HOW TO COMPLETE THIS TASK:
The data below should be repeated exactly and in full.
___ EXTRACTED DATA
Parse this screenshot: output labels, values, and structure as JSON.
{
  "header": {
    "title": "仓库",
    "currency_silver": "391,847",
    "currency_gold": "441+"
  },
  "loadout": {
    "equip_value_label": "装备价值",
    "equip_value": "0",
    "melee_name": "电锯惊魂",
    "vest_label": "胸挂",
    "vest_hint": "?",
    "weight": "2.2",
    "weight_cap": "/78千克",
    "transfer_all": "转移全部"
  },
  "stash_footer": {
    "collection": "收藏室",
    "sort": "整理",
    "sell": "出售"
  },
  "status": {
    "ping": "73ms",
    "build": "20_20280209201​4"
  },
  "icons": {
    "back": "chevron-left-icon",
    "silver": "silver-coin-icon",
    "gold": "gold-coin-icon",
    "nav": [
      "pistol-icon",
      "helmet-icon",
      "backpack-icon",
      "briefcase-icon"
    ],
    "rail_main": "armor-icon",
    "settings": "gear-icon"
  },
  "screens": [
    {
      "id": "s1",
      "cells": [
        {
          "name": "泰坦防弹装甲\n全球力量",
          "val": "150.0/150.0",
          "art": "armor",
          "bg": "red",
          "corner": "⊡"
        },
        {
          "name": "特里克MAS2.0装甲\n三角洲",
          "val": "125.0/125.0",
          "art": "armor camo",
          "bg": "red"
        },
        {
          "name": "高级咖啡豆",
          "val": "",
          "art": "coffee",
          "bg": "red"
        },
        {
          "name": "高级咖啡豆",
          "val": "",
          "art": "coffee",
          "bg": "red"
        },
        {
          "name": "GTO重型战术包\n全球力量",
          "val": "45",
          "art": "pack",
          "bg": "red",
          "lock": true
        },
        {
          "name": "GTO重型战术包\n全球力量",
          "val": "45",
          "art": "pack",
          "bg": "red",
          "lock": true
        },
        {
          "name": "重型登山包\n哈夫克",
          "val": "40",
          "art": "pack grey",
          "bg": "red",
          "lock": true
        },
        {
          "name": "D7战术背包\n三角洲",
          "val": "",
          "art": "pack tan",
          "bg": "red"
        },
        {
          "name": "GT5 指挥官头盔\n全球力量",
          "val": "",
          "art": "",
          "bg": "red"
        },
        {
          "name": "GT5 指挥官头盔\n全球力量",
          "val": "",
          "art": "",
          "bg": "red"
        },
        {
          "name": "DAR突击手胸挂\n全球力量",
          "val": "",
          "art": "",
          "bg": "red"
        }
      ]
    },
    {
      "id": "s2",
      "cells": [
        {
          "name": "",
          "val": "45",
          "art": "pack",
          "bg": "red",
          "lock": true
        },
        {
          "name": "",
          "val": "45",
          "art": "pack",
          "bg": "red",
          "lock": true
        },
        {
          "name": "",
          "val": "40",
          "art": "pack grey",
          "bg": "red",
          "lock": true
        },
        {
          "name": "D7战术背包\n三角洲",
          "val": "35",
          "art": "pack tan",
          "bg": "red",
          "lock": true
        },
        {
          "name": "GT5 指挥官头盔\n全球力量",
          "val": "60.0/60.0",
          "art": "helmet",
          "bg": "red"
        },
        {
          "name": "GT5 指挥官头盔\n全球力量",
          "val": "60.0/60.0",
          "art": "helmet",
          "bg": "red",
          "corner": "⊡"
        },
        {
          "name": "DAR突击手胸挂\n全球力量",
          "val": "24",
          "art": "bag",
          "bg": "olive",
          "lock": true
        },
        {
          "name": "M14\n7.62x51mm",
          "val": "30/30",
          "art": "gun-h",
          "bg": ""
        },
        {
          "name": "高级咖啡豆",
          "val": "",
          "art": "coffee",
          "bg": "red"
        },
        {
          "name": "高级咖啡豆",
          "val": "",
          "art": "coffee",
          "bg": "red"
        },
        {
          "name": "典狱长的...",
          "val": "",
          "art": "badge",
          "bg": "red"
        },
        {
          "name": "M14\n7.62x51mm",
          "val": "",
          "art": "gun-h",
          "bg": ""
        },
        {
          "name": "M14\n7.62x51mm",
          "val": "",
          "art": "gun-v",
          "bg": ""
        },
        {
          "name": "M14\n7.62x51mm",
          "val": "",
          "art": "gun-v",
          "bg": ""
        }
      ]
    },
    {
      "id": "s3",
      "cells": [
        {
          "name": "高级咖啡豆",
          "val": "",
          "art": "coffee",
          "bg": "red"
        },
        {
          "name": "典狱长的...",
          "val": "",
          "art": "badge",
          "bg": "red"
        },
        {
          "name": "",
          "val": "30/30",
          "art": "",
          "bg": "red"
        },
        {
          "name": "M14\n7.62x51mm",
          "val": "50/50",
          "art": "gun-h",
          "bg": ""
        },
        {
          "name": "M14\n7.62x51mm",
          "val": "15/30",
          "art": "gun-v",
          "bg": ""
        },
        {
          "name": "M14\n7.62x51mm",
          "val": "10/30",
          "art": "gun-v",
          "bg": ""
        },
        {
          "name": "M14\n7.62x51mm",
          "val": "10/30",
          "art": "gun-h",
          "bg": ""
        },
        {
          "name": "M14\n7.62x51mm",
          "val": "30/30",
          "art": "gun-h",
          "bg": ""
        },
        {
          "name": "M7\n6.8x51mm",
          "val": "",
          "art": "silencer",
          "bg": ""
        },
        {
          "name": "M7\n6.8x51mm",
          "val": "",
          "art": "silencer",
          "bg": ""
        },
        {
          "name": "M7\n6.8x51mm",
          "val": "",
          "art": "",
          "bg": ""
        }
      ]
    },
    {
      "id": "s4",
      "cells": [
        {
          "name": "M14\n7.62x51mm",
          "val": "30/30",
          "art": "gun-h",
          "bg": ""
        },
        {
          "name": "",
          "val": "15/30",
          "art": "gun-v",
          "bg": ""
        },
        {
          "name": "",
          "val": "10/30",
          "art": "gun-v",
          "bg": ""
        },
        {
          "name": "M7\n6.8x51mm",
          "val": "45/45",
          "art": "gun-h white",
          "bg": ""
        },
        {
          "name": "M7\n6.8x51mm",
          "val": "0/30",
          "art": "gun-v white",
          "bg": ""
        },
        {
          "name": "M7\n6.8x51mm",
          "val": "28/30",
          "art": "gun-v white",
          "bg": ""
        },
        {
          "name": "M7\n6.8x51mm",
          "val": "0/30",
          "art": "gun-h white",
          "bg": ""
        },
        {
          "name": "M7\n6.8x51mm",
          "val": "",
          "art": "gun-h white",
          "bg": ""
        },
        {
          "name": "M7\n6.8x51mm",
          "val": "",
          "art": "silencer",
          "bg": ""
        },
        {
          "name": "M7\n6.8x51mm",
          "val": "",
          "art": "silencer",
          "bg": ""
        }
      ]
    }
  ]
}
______
RESPONSE TO THIS EXERCISE:
Parse this screenshot: output labels, values, and structure as JSON.
{
  "header": {
    "title": "仓库",
    "currency_silver": "391,847",
    "currency_gold": "441+"
  },
  "loadout": {
    "equip_value_label": "装备价值",
    "equip_value": "0",
    "melee_name": "电锯惊魂",
    "vest_label": "胸挂",
    "vest_hint": "?",
    "weight": "2.2",
    "weight_cap": "/78千克",
    "transfer_all": "转移全部"
  },
  "stash_footer": {
    "collection": "收藏室",
    "sort": "整理",
    "sell": "出售"
  },
  "status": {
    "ping": "73ms",
    "build": "20_20280209201​4"
  },
  "icons": {
    "back": "chevron-left-icon",
    "silver": "silver-coin-icon",
    "gold": "gold-coin-icon",
    "nav": [
      "pistol-icon",
      "helmet-icon",
      "backpack-icon",
      "briefcase-icon"
    ],
    "rail_main": "armor-icon",
    "settings": "gear-icon"
  },
  "screens": [
    {
      "id": "s1",
      "cells": [
        {
          "name": "泰坦防弹装甲\n全球力量",
          "val": "150.0/150.0",
          "art": "armor",
          "bg": "red",
          "corner": "⊡"
        },
        {
          "name": "特里克MAS2.0装甲\n三角洲",
          "val": "125.0/125.0",
          "art": "armor camo",
          "bg": "red"
        },
        {
          "name": "高级咖啡豆",
          "val": "",
          "art": "coffee",
          "bg": "red"
        },
        {
          "name": "高级咖啡豆",
          "val": "",
          "art": "coffee",
          "bg": "red"
        },
        {
          "name": "GTO重型战术包\n全球力量",
          "val": "45",
          "art": "pack",
          "bg": "red",
          "lock": true
        },
        {
          "name": "GTO重型战术包\n全球力量",
          "val": "45",
          "art": "pack",
          "bg": "red",
          "lock": true
        },
        {
          "name": "重型登山包\n哈夫克",
          "val": "40",
          "art": "pack grey",
          "bg": "red",
          "lock": true
        },
        {
          "name": "D7战术背包\n三角洲",
          "val": "",
          "art": "pack tan",
          "bg": "red"
        },
        {
          "name": "GT5 指挥官头盔\n全球力量",
          "val": "",
          "art": "",
          "bg": "red"
        },
        {
          "name": "GT5 指挥官头盔\n全球力量",
          "val": "",
          "art": "",
          "bg": "red"
        },
        {
          "name": "DAR突击手胸挂\n全球力量",
          "val": "",
          "art": "",
          "bg": "red"
        }
      ]
    },
    {
      "id": "s2",
      "cells": [
        {
          "name": "",
          "val": "45",
          "art": "pack",
          "bg": "red",
          "lock": true
        },
        {
          "name": "",
          "val": "45",
          "art": "pack",
          "bg": "red",
          "lock": true
        },
        {
          "name": "",
          "val": "40",
          "art": "pack grey",
          "bg": "red",
          "lock": true
        },
        {
          "name": "D7战术背包\n三角洲",
          "val": "35",
          "art": "pack tan",
          "bg": "red",
          "lock": true
        },
        {
          "name": "GT5 指挥官头盔\n全球力量",
          "val": "60.0/60.0",
          "art": "helmet",
          "bg": "red"
        },
        {
          "name": "GT5 指挥官头盔\n全球力量",
          "val": "60.0/60.0",
          "art": "helmet",
          "bg": "red",
          "corner": "⊡"
        },
        {
          "name": "DAR突击手胸挂\n全球力量",
          "val": "24",
          "art": "bag",
          "bg": "olive",
          "lock": true
        },
        {
          "name": "M14\n7.62x51mm",
          "val": "30/30",
          "art": "gun-h",
          "bg": ""
        },
        {
          "name": "高级咖啡豆",
          "val": "",
          "art": "coffee",
          "bg": "red"
        },
        {
          "name": "高级咖啡豆",
          "val": "",
          "art": "coffee",
          "bg": "red"
        },
        {
          "name": "典狱长的...",
          "val": "",
          "art": "badge",
          "bg": "red"
        },
        {
          "name": "M14\n7.62x51mm",
          "val": "",
          "art": "gun-h",
          "bg": ""
        },
        {
          "name": "M14\n7.62x51mm",
          "val": "",
          "art": "gun-v",
          "bg": ""
        },
        {
          "name": "M14\n7.62x51mm",
          "val": "",
          "art": "gun-v",
          "bg": ""
        }
      ]
    },
    {
      "id": "s3",
      "cells": [
        {
          "name": "高级咖啡豆",
          "val": "",
          "art": "coffee",
          "bg": "red"
        },
        {
          "name": "典狱长的...",
          "val": "",
          "art": "badge",
          "bg": "red"
        },
        {
          "name": "",
          "val": "30/30",
          "art": "",
          "bg": "red"
        },
        {
          "name": "M14\n7.62x51mm",
          "val": "50/50",
          "art": "gun-h",
          "bg": ""
        },
        {
          "name": "M14\n7.62x51mm",
          "val": "15/30",
          "art": "gun-v",
          "bg": ""
        },
        {
          "name": "M14\n7.62x51mm",
          "val": "10/30",
          "art": "gun-v",
          "bg": ""
        },
        {
          "name": "M14\n7.62x51mm",
          "val": "10/30",
          "art": "gun-h",
          "bg": ""
        },
        {
          "name": "M14\n7.62x51mm",
          "val": "30/30",
          "art": "gun-h",
          "bg": ""
        },
        {
          "name": "M7\n6.8x51mm",
          "val": "",
          "art": "silencer",
          "bg": ""
        },
        {
          "name": "M7\n6.8x51mm",
          "val": "",
          "art": "silencer",
          "bg": ""
        },
        {
          "name": "M7\n6.8x51mm",
          "val": "",
          "art": "",
          "bg": ""
        }
      ]
    },
    {
      "id": "s4",
      "cells": [
        {
          "name": "M14\n7.62x51mm",
          "val": "30/30",
          "art": "gun-h",
          "bg": ""
        },
        {
          "name": "",
          "val": "15/30",
          "art": "gun-v",
          "bg": ""
        },
        {
          "name": "",
          "val": "10/30",
          "art": "gun-v",
          "bg": ""
        },
        {
          "name": "M7\n6.8x51mm",
          "val": "45/45",
          "art": "gun-h white",
          "bg": ""
        },
        {
          "name": "M7\n6.8x51mm",
          "val": "0/30",
          "art": "gun-v white",
          "bg": ""
        },
        {
          "name": "M7\n6.8x51mm",
          "val": "28/30",
          "art": "gun-v white",
          "bg": ""
        },
        {
          "name": "M7\n6.8x51mm",
          "val": "0/30",
          "art": "gun-h white",
          "bg": ""
        },
        {
          "name": "M7\n6.8x51mm",
          "val": "",
          "art": "gun-h white",
          "bg": ""
        },
        {
          "name": "M7\n6.8x51mm",
          "val": "",
          "art": "silencer",
          "bg": ""
        },
        {
          "name": "M7\n6.8x51mm",
          "val": "",
          "art": "silencer",
          "bg": ""
        }
      ]
    }
  ]
}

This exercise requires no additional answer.